For seven years straight, PHP has been the fourth most popular programming language in the world, powering more than 200 million Websites, with more than 81.7 percent of public websites leveraging PHP on the server side.
The flagship feature of PHP 7 is massively improved performance, with up to three times better performance than PHP 5.6 running WordPress in some benchmarks.
It also features other smaller changes, such as significantly reduced memory usage, return type declarations, the spaceship operator and more.
PHP 7 contains a number of breaking changes, such as the removal of PHP safe mode, magic quotes, a number of new reserved keywords and others.
That means Web apps like WordPress needed to be partially re-engineeredin order to be ready for PHP 7’s release, though it appears it’s now fully compatible with the upgrade.
While PHP 7 is now available, it’s likely a number of years before it’ll be widely adopted in the wild. Web applications, particularly within the enterprise, tend to take years to upgrade to new platform versions.

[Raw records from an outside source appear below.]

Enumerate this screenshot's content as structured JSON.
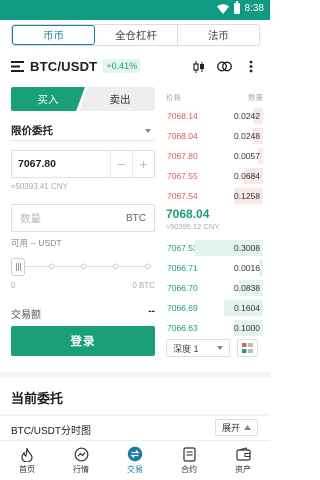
{
  "status_bar": {
    "time": "8:38"
  },
  "tabs": [
    {
      "label": "币币",
      "active": true
    },
    {
      "label": "全仓杠杆",
      "active": false
    },
    {
      "label": "法币",
      "active": false
    }
  ],
  "pair": {
    "symbol": "BTC/USDT",
    "change": "+0.41%"
  },
  "trade": {
    "buy_label": "买入",
    "sell_label": "卖出",
    "order_type": "限价委托",
    "price_value": "7067.80",
    "price_cny": "≈50393.41 CNY",
    "amount_placeholder": "数量",
    "amount_unit": "BTC",
    "available": "可用 -- USDT",
    "slider_min": "0",
    "slider_max": "0 BTC",
    "total_label": "交易额",
    "total_value": "--",
    "login_label": "登录"
  },
  "orderbook": {
    "header_price": "价格",
    "header_qty": "数量",
    "asks": [
      {
        "price": "7068.14",
        "qty": "0.0242",
        "depth": 0.1
      },
      {
        "price": "7068.04",
        "qty": "0.0248",
        "depth": 0.1
      },
      {
        "price": "7067.80",
        "qty": "0.0057",
        "depth": 0.05
      },
      {
        "price": "7067.55",
        "qty": "0.0684",
        "depth": 0.2
      },
      {
        "price": "7067.54",
        "qty": "0.1258",
        "depth": 0.3
      }
    ],
    "last_price": "7068.04",
    "last_price_cny": "≈50395.12 CNY",
    "bids": [
      {
        "price": "7067.53",
        "qty": "0.3008",
        "depth": 0.7
      },
      {
        "price": "7066.71",
        "qty": "0.0016",
        "depth": 0.04
      },
      {
        "price": "7066.70",
        "qty": "0.0838",
        "depth": 0.25
      },
      {
        "price": "7066.69",
        "qty": "0.1604",
        "depth": 0.4
      },
      {
        "price": "7066.63",
        "qty": "0.1000",
        "depth": 0.3
      }
    ],
    "depth_label": "深度 1"
  },
  "open_orders_title": "当前委托",
  "chart_bar": {
    "title": "BTC/USDT分时图",
    "expand_label": "展开"
  },
  "bottom_nav": [
    {
      "label": "首页",
      "icon": "home-icon",
      "active": false
    },
    {
      "label": "行情",
      "icon": "market-icon",
      "active": false
    },
    {
      "label": "交易",
      "icon": "trade-icon",
      "active": true
    },
    {
      "label": "合约",
      "icon": "contract-icon",
      "active": false
    },
    {
      "label": "资产",
      "icon": "asset-icon",
      "active": false
    }
  ],
  "colors": {
    "brand_green": "#1aa079",
    "ask_red": "#e05b5b",
    "active_blue": "#1a7aa8",
    "status_bar": "#0f9a82"
  }
}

What many Web developers are hoping, however, is that the sizable performance improvements will help tempt them to upgrade much sooner.
PHP 7.0.0 comes with a new version of the Zend Engine, numerous improvements and new features such as;

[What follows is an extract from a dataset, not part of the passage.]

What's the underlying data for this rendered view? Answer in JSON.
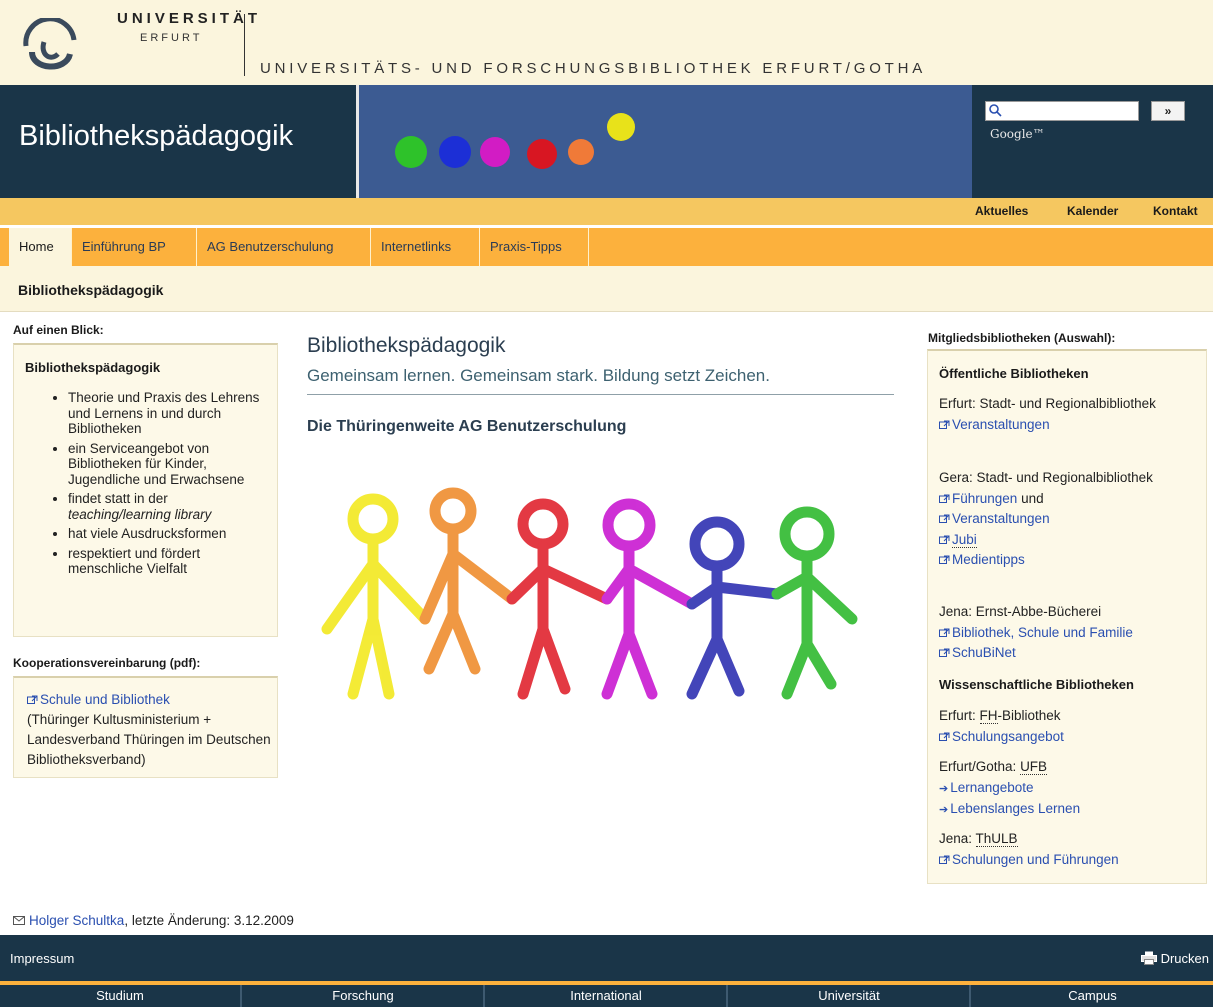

- Improved performance: PHP 7 is up to twice as fast as PHP 5.6
- Significantly reduced memory usage
- Abstract Syntax Tree
- Consistent 64-bit support
- Improved Exception hierarchy
- Many fatal errors converted to Exceptions
- Secure random number generator
- Removed old and unsupported SAPIs and extensions
- The null coalescing operator (??)
- Return and Scalar Type Declarations
- Anonymous Classes
- Zero cost asserts
The migration guide is available in the PHP Manual. Please consult it for the detailed list of new features and backward incompatible changes.
The inconvenience of the release lateness in several time zones is caused by the need to ensure the compatibility with the latest OpenSSL 1.0.2e release.